CECS can be successfully treated using conservative measures especially people who run more for general fitness and enjoyment and who are not pushing themselves to achieve long distances. In those who are perhaps looking to achieve long distances then surgery may be the best option depending on the severity of your symptoms. The surgery is called a Fasciotomy, which is where the fascial sheath or compartment around the shin is cut to allow a decrease in pressure.
Conservative measures include changing running style. The typical heel-to-toe running style that most people tend to adopt puts a large amount of force on the Tibialis anterior and other muscles of the anterior compartment requiring more blood to allow for effective cellular respiration and removal of metabolic waste products. This increase in blood demand will mean the muscles will swell and essentially take up more room than at rest leading to CECS.

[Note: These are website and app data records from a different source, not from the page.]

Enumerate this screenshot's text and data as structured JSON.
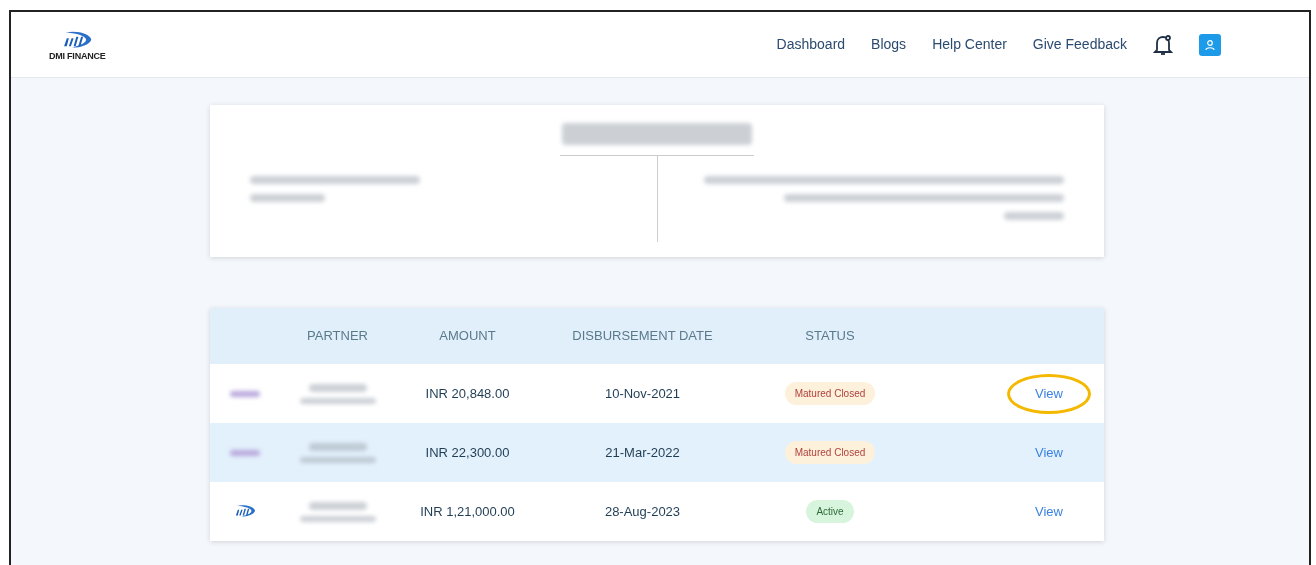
{
  "brand": {
    "name": "DMI FINANCE"
  },
  "nav": [
    {
      "label": "Dashboard"
    },
    {
      "label": "Blogs"
    },
    {
      "label": "Help Center"
    },
    {
      "label": "Give Feedback"
    }
  ],
  "table": {
    "columns": [
      "PARTNER",
      "AMOUNT",
      "DISBURSEMENT DATE",
      "STATUS"
    ],
    "rows": [
      {
        "logo": {
          "kind": "blurred"
        },
        "amount": "INR 20,848.00",
        "date": "10-Nov-2021",
        "status": {
          "label": "Matured Closed",
          "kind": "closed"
        },
        "action": "View",
        "highlighted": false,
        "circled": true
      },
      {
        "logo": {
          "kind": "blurred"
        },
        "amount": "INR 22,300.00",
        "date": "21-Mar-2022",
        "status": {
          "label": "Matured Closed",
          "kind": "closed"
        },
        "action": "View",
        "highlighted": true,
        "circled": false
      },
      {
        "logo": {
          "kind": "brand"
        },
        "amount": "INR 1,21,000.00",
        "date": "28-Aug-2023",
        "status": {
          "label": "Active",
          "kind": "active"
        },
        "action": "View",
        "highlighted": false,
        "circled": false
      }
    ]
  }
}
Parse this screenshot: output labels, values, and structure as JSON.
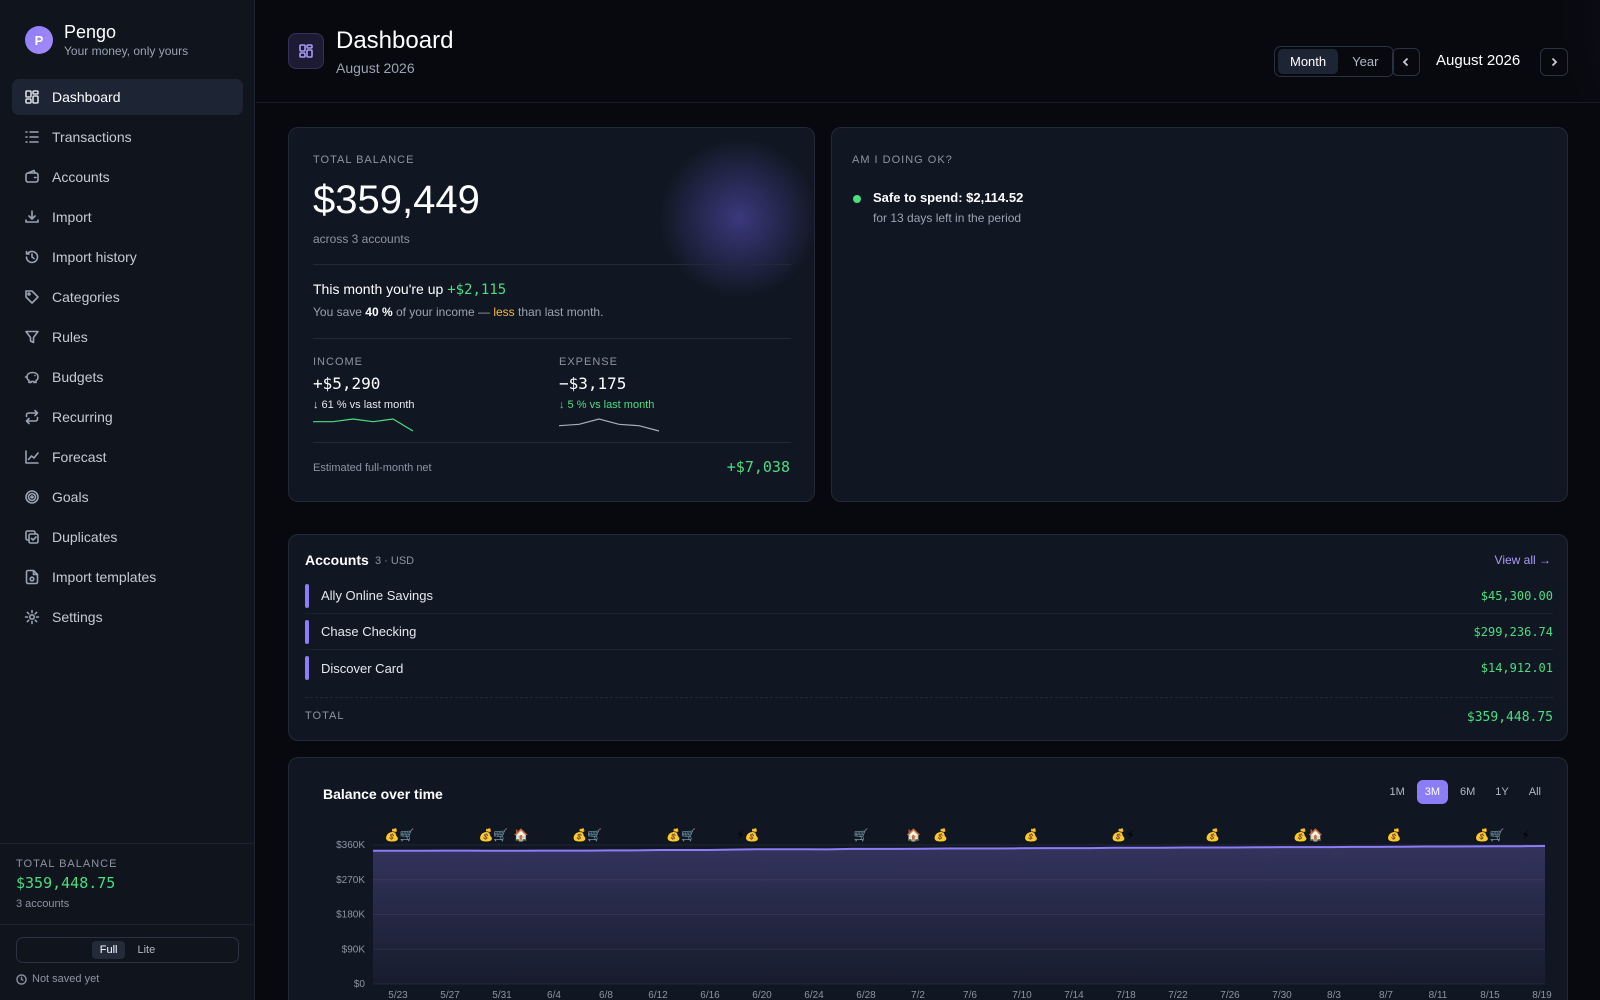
{
  "app": {
    "name": "Pengo",
    "tagline": "Your money, only yours",
    "logo_letter": "P"
  },
  "nav": [
    {
      "label": "Dashboard",
      "icon": "dashboard-icon",
      "active": true
    },
    {
      "label": "Transactions",
      "icon": "list-icon"
    },
    {
      "label": "Accounts",
      "icon": "wallet-icon"
    },
    {
      "label": "Import",
      "icon": "download-icon"
    },
    {
      "label": "Import history",
      "icon": "history-icon"
    },
    {
      "label": "Categories",
      "icon": "tag-icon"
    },
    {
      "label": "Rules",
      "icon": "filter-icon"
    },
    {
      "label": "Budgets",
      "icon": "piggy-bank-icon"
    },
    {
      "label": "Recurring",
      "icon": "repeat-icon"
    },
    {
      "label": "Forecast",
      "icon": "trend-icon"
    },
    {
      "label": "Goals",
      "icon": "target-icon"
    },
    {
      "label": "Duplicates",
      "icon": "copy-check-icon"
    },
    {
      "label": "Import templates",
      "icon": "file-template-icon"
    },
    {
      "label": "Settings",
      "icon": "gear-icon"
    }
  ],
  "sidebar_bottom": {
    "total_label": "TOTAL BALANCE",
    "total_value": "$359,448.75",
    "accounts": "3 accounts",
    "mode_full": "Full",
    "mode_lite": "Lite",
    "saved_status": "Not saved yet"
  },
  "header": {
    "title": "Dashboard",
    "subtitle": "August 2026",
    "seg_month": "Month",
    "seg_year": "Year",
    "period": "August 2026"
  },
  "balance_card": {
    "label": "TOTAL BALANCE",
    "value": "$359,449",
    "sub": "across 3 accounts",
    "up_prefix": "This month you're up ",
    "up_amount": "+$2,115",
    "save_prefix": "You save ",
    "save_pct": "40 %",
    "save_mid": " of your income — ",
    "save_less": "less",
    "save_suffix": " than last month.",
    "income_label": "INCOME",
    "income_value": "+$5,290",
    "income_change": "↓ 61 % vs last month",
    "income_spark": [
      3,
      3,
      5,
      3,
      5,
      -4
    ],
    "expense_label": "EXPENSE",
    "expense_value": "−$3,175",
    "expense_change": "↓ 5 % vs last month",
    "expense_spark": [
      0,
      1,
      5,
      1,
      0,
      -4
    ],
    "est_label": "Estimated full-month net",
    "est_value": "+$7,038"
  },
  "ok_card": {
    "label": "AM I DOING OK?",
    "status_title": "Safe to spend: $2,114.52",
    "status_sub": "for 13 days left in the period",
    "status_color": "#4ade80"
  },
  "accounts": {
    "title": "Accounts",
    "meta": "3 · USD",
    "view_all": "View all →",
    "rows": [
      {
        "name": "Ally Online Savings",
        "amount": "$45,300.00"
      },
      {
        "name": "Chase Checking",
        "amount": "$299,236.74"
      },
      {
        "name": "Discover Card",
        "amount": "$14,912.01"
      }
    ],
    "total_label": "TOTAL",
    "total_value": "$359,448.75"
  },
  "chart_data": {
    "type": "area",
    "title": "Balance over time",
    "ranges": [
      "1M",
      "3M",
      "6M",
      "1Y",
      "All"
    ],
    "active_range": "3M",
    "y_ticks": [
      "$0",
      "$90K",
      "$180K",
      "$270K",
      "$360K"
    ],
    "ylim": [
      0,
      360000
    ],
    "x_ticks": [
      "5/23",
      "5/27",
      "5/31",
      "6/4",
      "6/8",
      "6/12",
      "6/16",
      "6/20",
      "6/24",
      "6/28",
      "7/2",
      "7/6",
      "7/10",
      "7/14",
      "7/18",
      "7/22",
      "7/26",
      "7/30",
      "8/3",
      "8/7",
      "8/11",
      "8/15",
      "8/19"
    ],
    "series": [
      {
        "values": [
          345000,
          345000,
          345000,
          345500,
          345500,
          345000,
          345000,
          345500,
          345500,
          345500,
          346000,
          346000,
          347000,
          347000,
          347000,
          348000,
          349000,
          349000,
          349000,
          348500,
          350000,
          350000,
          350000,
          350500,
          351000,
          351000,
          351000,
          351500,
          352000,
          352000,
          352000,
          353000,
          353000,
          353000,
          353500,
          353500,
          353500,
          354000,
          354500,
          354500,
          354500,
          355000,
          355000,
          355500,
          356000,
          356000,
          356500,
          357000,
          357000,
          357500
        ]
      }
    ],
    "color": "#8b7df5",
    "grid": true,
    "event_markers": [
      {
        "pos": 0.01,
        "icons": "💰🛒"
      },
      {
        "pos": 0.09,
        "icons": "💰🛒"
      },
      {
        "pos": 0.12,
        "icons": "🏠"
      },
      {
        "pos": 0.17,
        "icons": "💰🛒"
      },
      {
        "pos": 0.25,
        "icons": "💰🛒"
      },
      {
        "pos": 0.31,
        "icons": "⚡💰"
      },
      {
        "pos": 0.41,
        "icons": "🛒"
      },
      {
        "pos": 0.455,
        "icons": "🏠"
      },
      {
        "pos": 0.478,
        "icons": "💰"
      },
      {
        "pos": 0.555,
        "icons": "💰"
      },
      {
        "pos": 0.63,
        "icons": "💰⚡"
      },
      {
        "pos": 0.71,
        "icons": "💰"
      },
      {
        "pos": 0.785,
        "icons": "💰🏠"
      },
      {
        "pos": 0.865,
        "icons": "💰"
      },
      {
        "pos": 0.94,
        "icons": "💰🛒"
      },
      {
        "pos": 0.98,
        "icons": "⚡"
      }
    ]
  }
}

Changing your running style is one of the most effective ways in reducing the pressure build up in the front of your shin. Most runners land with a heel-to-toe motion, which requires the Tibialis anterior muscle to absorb a large proportion of the shock or ground reaction force. By changing to a forefoot or even mid foot strike will put the demand onto the calf muscles which is far larger and will actually allow you to recycle this ground reaction force for better energy efficiency, due to the calf essentially acting like a spring. Below you can see the differences between a normal heel-to-toe vs forefoot running style.
The benefits don't end there however, studies show that running with a forefoot strike actually reduces the amount of ground reaction forces that are enacted on the body; theoretically reducing the chances and incidence of injury, below you can also see the difference in the impact transient between the two running styles.
Note: Changing your running style to a barefoot style should be done gradually. Try walking around the house barefoot more often and build up to walking with a minimalist shoe such as a vivobarefoot shoe or vibram five fingers to begin with and slowly increase your walking distance before trying to run. I will be writing more on this in a later blog post.
If you would like to know more or would like to have an assessment to determine the cause of your shin splints feel free to contact me via email at firstname.lastname@example.org or call 07500059064.
Andy has been involved in the health & fitness industry for over 10 years, specialising in corrective exercise, injury prevention and rehabilitation of low back, neck and shoulder pain. He also has an interest in the use of Osteopathy for the management of headaches.